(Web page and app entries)
□ □ □ □ □ □ □
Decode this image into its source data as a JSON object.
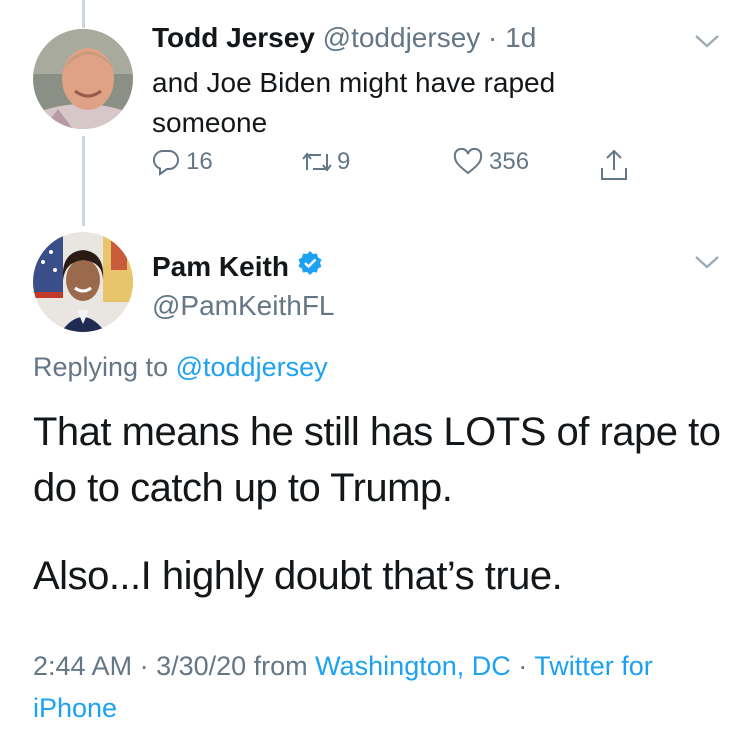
{
  "parent_tweet": {
    "display_name": "Todd Jersey",
    "handle": "@toddjersey",
    "separator": "·",
    "time": "1d",
    "text": "and Joe Biden might have raped someone",
    "actions": {
      "reply_count": "16",
      "retweet_count": "9",
      "like_count": "356"
    }
  },
  "reply_tweet": {
    "display_name": "Pam Keith",
    "verified": true,
    "handle": "@PamKeithFL",
    "replying_prefix": "Replying to",
    "replying_handle": "@toddjersey",
    "paragraphs": [
      "That means he still has LOTS of rape to do to catch up to Trump.",
      "Also...I highly doubt that’s true."
    ],
    "meta": {
      "time": "2:44 AM",
      "sep1": " · ",
      "date": "3/30/20",
      "from_word": " from ",
      "location": "Washington, DC",
      "sep2": " · ",
      "source": "Twitter for iPhone"
    }
  },
  "colors": {
    "link": "#1da1f2",
    "secondary_text": "#657786",
    "primary_text": "#14171a",
    "thread_line": "#cdd6dd"
  },
  "icons": [
    "reply-icon",
    "retweet-icon",
    "like-icon",
    "share-icon",
    "chevron-down-icon",
    "verified-badge-icon"
  ]
}
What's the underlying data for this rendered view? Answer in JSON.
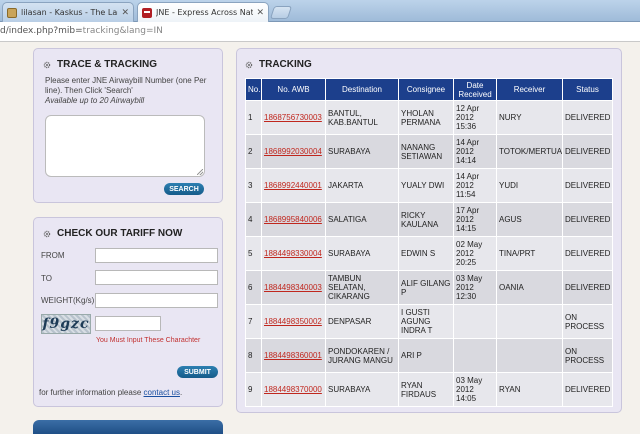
{
  "browser": {
    "tabs": [
      {
        "label": "lilasan - Kaskus - The Larges",
        "active": false
      },
      {
        "label": "JNE - Express Across Nation",
        "active": true
      }
    ],
    "address": {
      "main": "d/index.php?mib=",
      "query": "tracking&lang=IN"
    }
  },
  "trace": {
    "title": "TRACE & TRACKING",
    "instruction": "Please enter JNE Airwaybill Number (one Per line). Then Click 'Search'",
    "availability": "Available up to 20 Airwaybill",
    "search_label": "SEARCH"
  },
  "tariff": {
    "title": "CHECK OUR TARIFF NOW",
    "from_label": "FROM",
    "to_label": "TO",
    "weight_label": "WEIGHT(Kg/s)",
    "captcha_text": "f9gzc",
    "captcha_warning": "You Must Input These Charachter",
    "submit_label": "SUBMIT",
    "further_text": "for further information please ",
    "contact_link": "contact us",
    "further_end": "."
  },
  "tracking": {
    "title": "TRACKING",
    "columns": [
      "No.",
      "No. AWB",
      "Destination",
      "Consignee",
      "Date Received",
      "Receiver",
      "Status"
    ],
    "rows": [
      {
        "no": "1",
        "awb": "1868756730003",
        "destination": "BANTUL, KAB.BANTUL",
        "consignee": "YHOLAN PERMANA",
        "date": "12 Apr 2012 15:36",
        "receiver": "NURY",
        "status": "DELIVERED"
      },
      {
        "no": "2",
        "awb": "1868992030004",
        "destination": "SURABAYA",
        "consignee": "NANANG SETIAWAN",
        "date": "14 Apr 2012 14:14",
        "receiver": "TOTOK/MERTUA",
        "status": "DELIVERED"
      },
      {
        "no": "3",
        "awb": "1868992440001",
        "destination": "JAKARTA",
        "consignee": "YUALY DWI",
        "date": "14 Apr 2012 11:54",
        "receiver": "YUDI",
        "status": "DELIVERED"
      },
      {
        "no": "4",
        "awb": "1868995840006",
        "destination": "SALATIGA",
        "consignee": "RICKY KAULANA",
        "date": "17 Apr 2012 14:15",
        "receiver": "AGUS",
        "status": "DELIVERED"
      },
      {
        "no": "5",
        "awb": "1884498330004",
        "destination": "SURABAYA",
        "consignee": "EDWIN S",
        "date": "02 May 2012 20:25",
        "receiver": "TINA/PRT",
        "status": "DELIVERED"
      },
      {
        "no": "6",
        "awb": "1884498340003",
        "destination": "TAMBUN SELATAN, CIKARANG",
        "consignee": "ALIF GILANG P",
        "date": "03 May 2012 12:30",
        "receiver": "OANIA",
        "status": "DELIVERED"
      },
      {
        "no": "7",
        "awb": "1884498350002",
        "destination": "DENPASAR",
        "consignee": "I GUSTI AGUNG INDRA T",
        "date": "",
        "receiver": "",
        "status": "ON PROCESS"
      },
      {
        "no": "8",
        "awb": "1884498360001",
        "destination": "PONDOKAREN / JURANG MANGU",
        "consignee": "ARI P",
        "date": "",
        "receiver": "",
        "status": "ON PROCESS"
      },
      {
        "no": "9",
        "awb": "1884498370000",
        "destination": "SURABAYA",
        "consignee": "RYAN FIRDAUS",
        "date": "03 May 2012 14:05",
        "receiver": "RYAN",
        "status": "DELIVERED"
      }
    ]
  },
  "colors": {
    "header_blue": "#1c3f8c",
    "awb_red": "#c0271e",
    "button_blue": "#1f6a9c",
    "warning_red": "#c23030"
  }
}
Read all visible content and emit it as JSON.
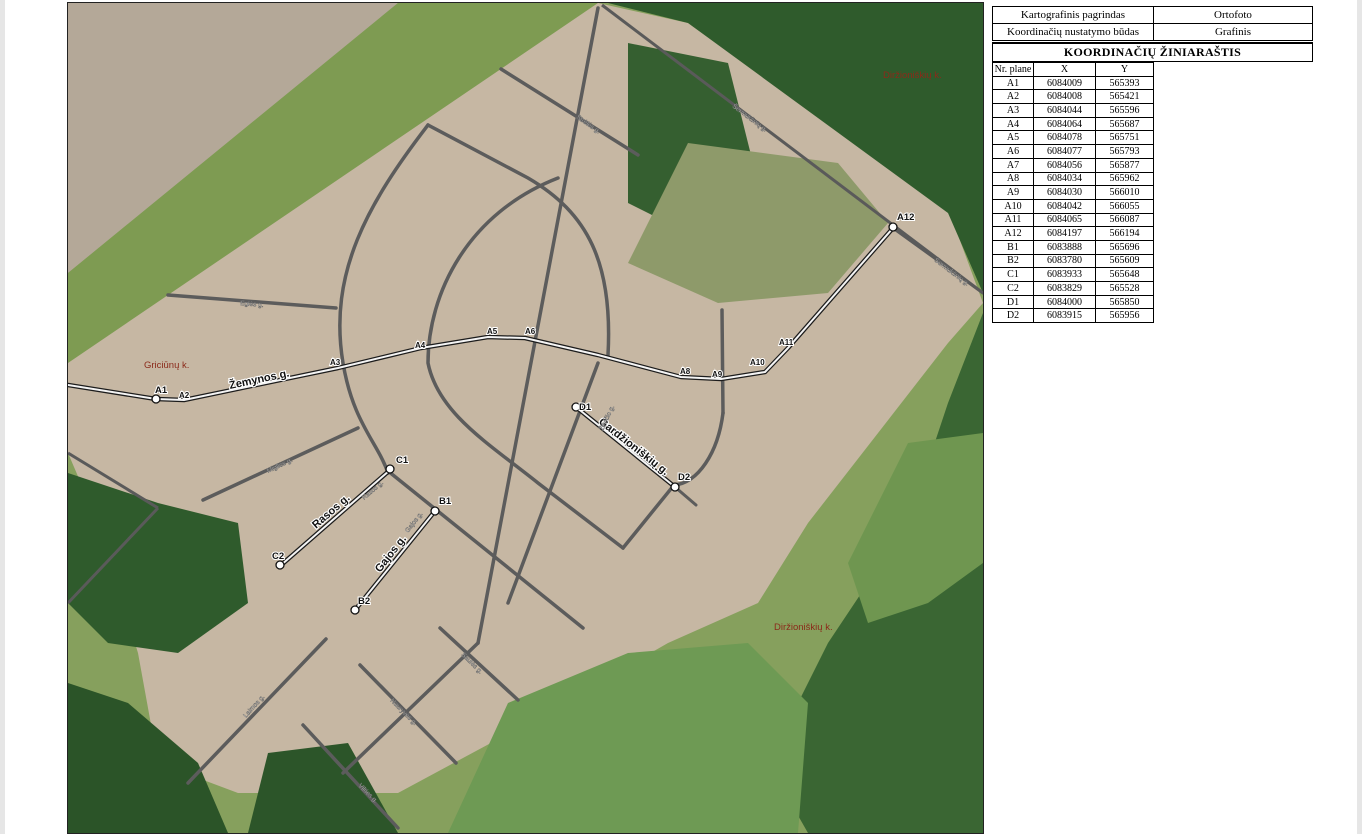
{
  "info_table": {
    "rows": [
      {
        "label": "Kartografinis pagrindas",
        "value": "Ortofoto"
      },
      {
        "label": "Koordinačių nustatymo būdas",
        "value": "Grafinis"
      }
    ],
    "title": "KOORDINAČIŲ ŽINIARAŠTIS",
    "columns": [
      "Nr. plane",
      "X",
      "Y"
    ],
    "points": [
      {
        "id": "A1",
        "x": "6084009",
        "y": "565393"
      },
      {
        "id": "A2",
        "x": "6084008",
        "y": "565421"
      },
      {
        "id": "A3",
        "x": "6084044",
        "y": "565596"
      },
      {
        "id": "A4",
        "x": "6084064",
        "y": "565687"
      },
      {
        "id": "A5",
        "x": "6084078",
        "y": "565751"
      },
      {
        "id": "A6",
        "x": "6084077",
        "y": "565793"
      },
      {
        "id": "A7",
        "x": "6084056",
        "y": "565877"
      },
      {
        "id": "A8",
        "x": "6084034",
        "y": "565962"
      },
      {
        "id": "A9",
        "x": "6084030",
        "y": "566010"
      },
      {
        "id": "A10",
        "x": "6084042",
        "y": "566055"
      },
      {
        "id": "A11",
        "x": "6084065",
        "y": "566087"
      },
      {
        "id": "A12",
        "x": "6084197",
        "y": "566194"
      },
      {
        "id": "B1",
        "x": "6083888",
        "y": "565696"
      },
      {
        "id": "B2",
        "x": "6083780",
        "y": "565609"
      },
      {
        "id": "C1",
        "x": "6083933",
        "y": "565648"
      },
      {
        "id": "C2",
        "x": "6083829",
        "y": "565528"
      },
      {
        "id": "D1",
        "x": "6084000",
        "y": "565850"
      },
      {
        "id": "D2",
        "x": "6083915",
        "y": "565956"
      }
    ]
  },
  "map": {
    "village_labels": [
      "Griciūnų k.",
      "Diržioniškių k.",
      "Diržioniškių k."
    ],
    "street_labels": {
      "zemynos": "Žemynos g.",
      "gardzioniskiu": "Gardžioniškių g.",
      "rasos": "Rasos g.",
      "gajos": "Gajos g."
    },
    "minor_labels": [
      "Eglės g.",
      "Migllės g.",
      "Rasos g.",
      "Gajos g.",
      "Saulės g.",
      "Strėlės g.",
      "Šermukšnių g.",
      "Laimos g.",
      "Nauryvės g.",
      "Vilties g.",
      "Žilvičio g.",
      "Šermukšnių g."
    ],
    "point_labels": {
      "A1": "A1",
      "A2": "A2",
      "A3": "A3",
      "A4": "A4",
      "A5": "A5",
      "A6": "A6",
      "A8": "A8",
      "A9": "A9",
      "A10": "A10",
      "A11": "A11",
      "A12": "A12",
      "B1": "B1",
      "B2": "B2",
      "C1": "C1",
      "C2": "C2",
      "D1": "D1",
      "D2": "D2"
    },
    "colors": {
      "field": "#c3b39f",
      "forest": "#2e5a2a",
      "meadow": "#7b9a55",
      "road": "#555555",
      "route": "#ffffff",
      "label": "#8b2a1a"
    }
  }
}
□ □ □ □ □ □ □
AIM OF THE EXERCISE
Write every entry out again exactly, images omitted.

OUTPUT BELOW
Decode this image into its source data as a JSON object.
{
  "parent_tweet": {
    "display_name": "Todd Jersey",
    "handle": "@toddjersey",
    "separator": "·",
    "time": "1d",
    "text": "and Joe Biden might have raped someone",
    "actions": {
      "reply_count": "16",
      "retweet_count": "9",
      "like_count": "356"
    }
  },
  "reply_tweet": {
    "display_name": "Pam Keith",
    "verified": true,
    "handle": "@PamKeithFL",
    "replying_prefix": "Replying to",
    "replying_handle": "@toddjersey",
    "paragraphs": [
      "That means he still has LOTS of rape to do to catch up to Trump.",
      "Also...I highly doubt that’s true."
    ],
    "meta": {
      "time": "2:44 AM",
      "sep1": " · ",
      "date": "3/30/20",
      "from_word": " from ",
      "location": "Washington, DC",
      "sep2": " · ",
      "source": "Twitter for iPhone"
    }
  },
  "colors": {
    "link": "#1da1f2",
    "secondary_text": "#657786",
    "primary_text": "#14171a",
    "thread_line": "#cdd6dd"
  },
  "icons": [
    "reply-icon",
    "retweet-icon",
    "like-icon",
    "share-icon",
    "chevron-down-icon",
    "verified-badge-icon"
  ]
}
What's the underlying data for this rendered view? Answer in JSON.
{
  "browser": {
    "tabs": [
      {
        "label": "lilasan - Kaskus - The Larges",
        "active": false
      },
      {
        "label": "JNE - Express Across Nation",
        "active": true
      }
    ],
    "address": {
      "main": "d/index.php?mib=",
      "query": "tracking&lang=IN"
    }
  },
  "trace": {
    "title": "TRACE & TRACKING",
    "instruction": "Please enter JNE Airwaybill Number (one Per line). Then Click 'Search'",
    "availability": "Available up to 20 Airwaybill",
    "search_label": "SEARCH"
  },
  "tariff": {
    "title": "CHECK OUR TARIFF NOW",
    "from_label": "FROM",
    "to_label": "TO",
    "weight_label": "WEIGHT(Kg/s)",
    "captcha_text": "f9gzc",
    "captcha_warning": "You Must Input These Charachter",
    "submit_label": "SUBMIT",
    "further_text": "for further information please ",
    "contact_link": "contact us",
    "further_end": "."
  },
  "tracking": {
    "title": "TRACKING",
    "columns": [
      "No.",
      "No. AWB",
      "Destination",
      "Consignee",
      "Date Received",
      "Receiver",
      "Status"
    ],
    "rows": [
      {
        "no": "1",
        "awb": "1868756730003",
        "destination": "BANTUL, KAB.BANTUL",
        "consignee": "YHOLAN PERMANA",
        "date": "12 Apr 2012 15:36",
        "receiver": "NURY",
        "status": "DELIVERED"
      },
      {
        "no": "2",
        "awb": "1868992030004",
        "destination": "SURABAYA",
        "consignee": "NANANG SETIAWAN",
        "date": "14 Apr 2012 14:14",
        "receiver": "TOTOK/MERTUA",
        "status": "DELIVERED"
      },
      {
        "no": "3",
        "awb": "1868992440001",
        "destination": "JAKARTA",
        "consignee": "YUALY DWI",
        "date": "14 Apr 2012 11:54",
        "receiver": "YUDI",
        "status": "DELIVERED"
      },
      {
        "no": "4",
        "awb": "1868995840006",
        "destination": "SALATIGA",
        "consignee": "RICKY KAULANA",
        "date": "17 Apr 2012 14:15",
        "receiver": "AGUS",
        "status": "DELIVERED"
      },
      {
        "no": "5",
        "awb": "1884498330004",
        "destination": "SURABAYA",
        "consignee": "EDWIN S",
        "date": "02 May 2012 20:25",
        "receiver": "TINA/PRT",
        "status": "DELIVERED"
      },
      {
        "no": "6",
        "awb": "1884498340003",
        "destination": "TAMBUN SELATAN, CIKARANG",
        "consignee": "ALIF GILANG P",
        "date": "03 May 2012 12:30",
        "receiver": "OANIA",
        "status": "DELIVERED"
      },
      {
        "no": "7",
        "awb": "1884498350002",
        "destination": "DENPASAR",
        "consignee": "I GUSTI AGUNG INDRA T",
        "date": "",
        "receiver": "",
        "status": "ON PROCESS"
      },
      {
        "no": "8",
        "awb": "1884498360001",
        "destination": "PONDOKAREN / JURANG MANGU",
        "consignee": "ARI P",
        "date": "",
        "receiver": "",
        "status": "ON PROCESS"
      },
      {
        "no": "9",
        "awb": "1884498370000",
        "destination": "SURABAYA",
        "consignee": "RYAN FIRDAUS",
        "date": "03 May 2012 14:05",
        "receiver": "RYAN",
        "status": "DELIVERED"
      }
    ]
  },
  "colors": {
    "header_blue": "#1c3f8c",
    "awb_red": "#c0271e",
    "button_blue": "#1f6a9c",
    "warning_red": "#c23030"
  }
}
Read all visible content and emit it as JSON.
{
  "info_table": {
    "rows": [
      {
        "label": "Kartografinis pagrindas",
        "value": "Ortofoto"
      },
      {
        "label": "Koordinačių nustatymo būdas",
        "value": "Grafinis"
      }
    ],
    "title": "KOORDINAČIŲ ŽINIARAŠTIS",
    "columns": [
      "Nr. plane",
      "X",
      "Y"
    ],
    "points": [
      {
        "id": "A1",
        "x": "6084009",
        "y": "565393"
      },
      {
        "id": "A2",
        "x": "6084008",
        "y": "565421"
      },
      {
        "id": "A3",
        "x": "6084044",
        "y": "565596"
      },
      {
        "id": "A4",
        "x": "6084064",
        "y": "565687"
      },
      {
        "id": "A5",
        "x": "6084078",
        "y": "565751"
      },
      {
        "id": "A6",
        "x": "6084077",
        "y": "565793"
      },
      {
        "id": "A7",
        "x": "6084056",
        "y": "565877"
      },
      {
        "id": "A8",
        "x": "6084034",
        "y": "565962"
      },
      {
        "id": "A9",
        "x": "6084030",
        "y": "566010"
      },
      {
        "id": "A10",
        "x": "6084042",
        "y": "566055"
      },
      {
        "id": "A11",
        "x": "6084065",
        "y": "566087"
      },
      {
        "id": "A12",
        "x": "6084197",
        "y": "566194"
      },
      {
        "id": "B1",
        "x": "6083888",
        "y": "565696"
      },
      {
        "id": "B2",
        "x": "6083780",
        "y": "565609"
      },
      {
        "id": "C1",
        "x": "6083933",
        "y": "565648"
      },
      {
        "id": "C2",
        "x": "6083829",
        "y": "565528"
      },
      {
        "id": "D1",
        "x": "6084000",
        "y": "565850"
      },
      {
        "id": "D2",
        "x": "6083915",
        "y": "565956"
      }
    ]
  },
  "map": {
    "village_labels": [
      "Griciūnų k.",
      "Diržioniškių k.",
      "Diržioniškių k."
    ],
    "street_labels": {
      "zemynos": "Žemynos g.",
      "gardzioniskiu": "Gardžioniškių g.",
      "rasos": "Rasos g.",
      "gajos": "Gajos g."
    },
    "minor_labels": [
      "Eglės g.",
      "Migllės g.",
      "Rasos g.",
      "Gajos g.",
      "Saulės g.",
      "Strėlės g.",
      "Šermukšnių g.",
      "Laimos g.",
      "Nauryvės g.",
      "Vilties g.",
      "Žilvičio g.",
      "Šermukšnių g."
    ],
    "point_labels": {
      "A1": "A1",
      "A2": "A2",
      "A3": "A3",
      "A4": "A4",
      "A5": "A5",
      "A6": "A6",
      "A8": "A8",
      "A9": "A9",
      "A10": "A10",
      "A11": "A11",
      "A12": "A12",
      "B1": "B1",
      "B2": "B2",
      "C1": "C1",
      "C2": "C2",
      "D1": "D1",
      "D2": "D2"
    },
    "colors": {
      "field": "#c3b39f",
      "forest": "#2e5a2a",
      "meadow": "#7b9a55",
      "road": "#555555",
      "route": "#ffffff",
      "label": "#8b2a1a"
    }
  }
}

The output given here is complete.